◆ **Exercise brief**
While you copy the lines below, skip the pictures and keep the rest exact.

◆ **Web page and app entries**
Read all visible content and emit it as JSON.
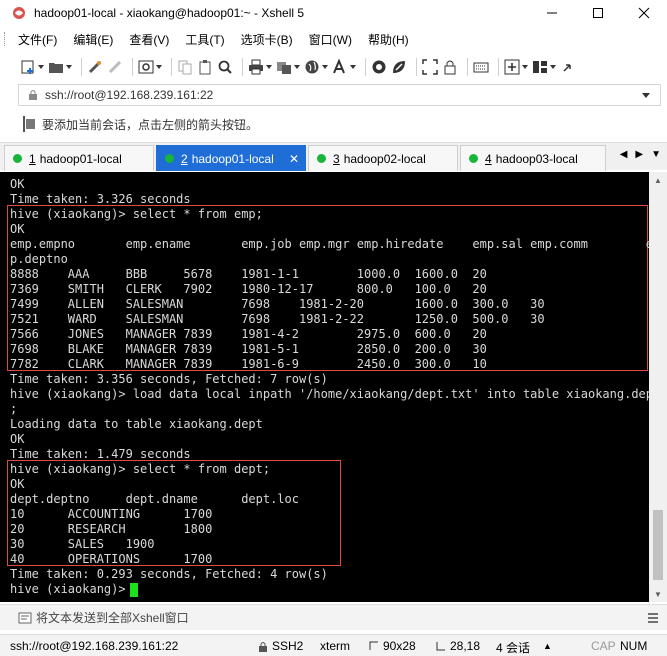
{
  "window": {
    "title": "hadoop01-local - xiaokang@hadoop01:~ - Xshell 5",
    "minimize_icon": "minimize-icon",
    "maximize_icon": "maximize-icon",
    "close_icon": "close-icon"
  },
  "menu": [
    "文件(F)",
    "编辑(E)",
    "查看(V)",
    "工具(T)",
    "选项卡(B)",
    "窗口(W)",
    "帮助(H)"
  ],
  "toolbar": {
    "icons": [
      "new-session-icon",
      "open-folder-icon",
      "reconnect-icon",
      "disconnect-icon",
      "properties-icon",
      "copy-icon",
      "paste-icon",
      "find-icon",
      "print-icon",
      "transfer-icon",
      "globe-icon",
      "font-icon",
      "xftp-icon",
      "xmanager-icon",
      "fullscreen-icon",
      "lock-icon",
      "keyboard-icon",
      "compose-icon",
      "layout-icon",
      "help-icon"
    ]
  },
  "address": {
    "value": "ssh://root@192.168.239.161:22"
  },
  "hint": {
    "text": "要添加当前会话，点击左侧的箭头按钮。"
  },
  "tabs": [
    {
      "num": "1",
      "label": "hadoop01-local",
      "active": false
    },
    {
      "num": "2",
      "label": "hadoop01-local",
      "active": true
    },
    {
      "num": "3",
      "label": "hadoop02-local",
      "active": false
    },
    {
      "num": "4",
      "label": "hadoop03-local",
      "active": false
    }
  ],
  "terminal": {
    "lines": [
      "OK",
      "Time taken: 3.326 seconds",
      "hive (xiaokang)> select * from emp;",
      "OK",
      "emp.empno       emp.ename       emp.job emp.mgr emp.hiredate    emp.sal emp.comm        em",
      "p.deptno",
      "8888    AAA     BBB     5678    1981-1-1        1000.0  1600.0  20",
      "7369    SMITH   CLERK   7902    1980-12-17      800.0   100.0   20",
      "7499    ALLEN   SALESMAN        7698    1981-2-20       1600.0  300.0   30",
      "7521    WARD    SALESMAN        7698    1981-2-22       1250.0  500.0   30",
      "7566    JONES   MANAGER 7839    1981-4-2        2975.0  600.0   20",
      "7698    BLAKE   MANAGER 7839    1981-5-1        2850.0  200.0   30",
      "7782    CLARK   MANAGER 7839    1981-6-9        2450.0  300.0   10",
      "Time taken: 3.356 seconds, Fetched: 7 row(s)",
      "hive (xiaokang)> load data local inpath '/home/xiaokang/dept.txt' into table xiaokang.dept",
      ";",
      "Loading data to table xiaokang.dept",
      "OK",
      "Time taken: 1.479 seconds",
      "hive (xiaokang)> select * from dept;",
      "OK",
      "dept.deptno     dept.dname      dept.loc",
      "10      ACCOUNTING      1700",
      "20      RESEARCH        1800",
      "30      SALES   1900",
      "40      OPERATIONS      1700",
      "Time taken: 0.293 seconds, Fetched: 4 row(s)",
      "hive (xiaokang)> "
    ]
  },
  "sendbar": {
    "text": "将文本发送到全部Xshell窗口"
  },
  "status": {
    "connection": "ssh://root@192.168.239.161:22",
    "protocol": "SSH2",
    "terminal": "xterm",
    "size": "90x28",
    "position": "28,18",
    "sessions": "4 会话",
    "caps": "CAP",
    "num": "NUM"
  },
  "colors": {
    "active_tab": "#1f6ed8",
    "tab_dot": "#16b53a",
    "highlight_box": "#e0493f",
    "cursor": "#1ee11e",
    "terminal_bg": "#000000",
    "terminal_fg": "#d9d9d9"
  }
}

◆ **Exercise result**
Read all visible content and emit it as JSON.
{
  "window": {
    "title": "hadoop01-local - xiaokang@hadoop01:~ - Xshell 5",
    "minimize_icon": "minimize-icon",
    "maximize_icon": "maximize-icon",
    "close_icon": "close-icon"
  },
  "menu": [
    "文件(F)",
    "编辑(E)",
    "查看(V)",
    "工具(T)",
    "选项卡(B)",
    "窗口(W)",
    "帮助(H)"
  ],
  "toolbar": {
    "icons": [
      "new-session-icon",
      "open-folder-icon",
      "reconnect-icon",
      "disconnect-icon",
      "properties-icon",
      "copy-icon",
      "paste-icon",
      "find-icon",
      "print-icon",
      "transfer-icon",
      "globe-icon",
      "font-icon",
      "xftp-icon",
      "xmanager-icon",
      "fullscreen-icon",
      "lock-icon",
      "keyboard-icon",
      "compose-icon",
      "layout-icon",
      "help-icon"
    ]
  },
  "address": {
    "value": "ssh://root@192.168.239.161:22"
  },
  "hint": {
    "text": "要添加当前会话，点击左侧的箭头按钮。"
  },
  "tabs": [
    {
      "num": "1",
      "label": "hadoop01-local",
      "active": false
    },
    {
      "num": "2",
      "label": "hadoop01-local",
      "active": true
    },
    {
      "num": "3",
      "label": "hadoop02-local",
      "active": false
    },
    {
      "num": "4",
      "label": "hadoop03-local",
      "active": false
    }
  ],
  "terminal": {
    "lines": [
      "OK",
      "Time taken: 3.326 seconds",
      "hive (xiaokang)> select * from emp;",
      "OK",
      "emp.empno       emp.ename       emp.job emp.mgr emp.hiredate    emp.sal emp.comm        em",
      "p.deptno",
      "8888    AAA     BBB     5678    1981-1-1        1000.0  1600.0  20",
      "7369    SMITH   CLERK   7902    1980-12-17      800.0   100.0   20",
      "7499    ALLEN   SALESMAN        7698    1981-2-20       1600.0  300.0   30",
      "7521    WARD    SALESMAN        7698    1981-2-22       1250.0  500.0   30",
      "7566    JONES   MANAGER 7839    1981-4-2        2975.0  600.0   20",
      "7698    BLAKE   MANAGER 7839    1981-5-1        2850.0  200.0   30",
      "7782    CLARK   MANAGER 7839    1981-6-9        2450.0  300.0   10",
      "Time taken: 3.356 seconds, Fetched: 7 row(s)",
      "hive (xiaokang)> load data local inpath '/home/xiaokang/dept.txt' into table xiaokang.dept",
      ";",
      "Loading data to table xiaokang.dept",
      "OK",
      "Time taken: 1.479 seconds",
      "hive (xiaokang)> select * from dept;",
      "OK",
      "dept.deptno     dept.dname      dept.loc",
      "10      ACCOUNTING      1700",
      "20      RESEARCH        1800",
      "30      SALES   1900",
      "40      OPERATIONS      1700",
      "Time taken: 0.293 seconds, Fetched: 4 row(s)",
      "hive (xiaokang)> "
    ]
  },
  "sendbar": {
    "text": "将文本发送到全部Xshell窗口"
  },
  "status": {
    "connection": "ssh://root@192.168.239.161:22",
    "protocol": "SSH2",
    "terminal": "xterm",
    "size": "90x28",
    "position": "28,18",
    "sessions": "4 会话",
    "caps": "CAP",
    "num": "NUM"
  },
  "colors": {
    "active_tab": "#1f6ed8",
    "tab_dot": "#16b53a",
    "highlight_box": "#e0493f",
    "cursor": "#1ee11e",
    "terminal_bg": "#000000",
    "terminal_fg": "#d9d9d9"
  }
}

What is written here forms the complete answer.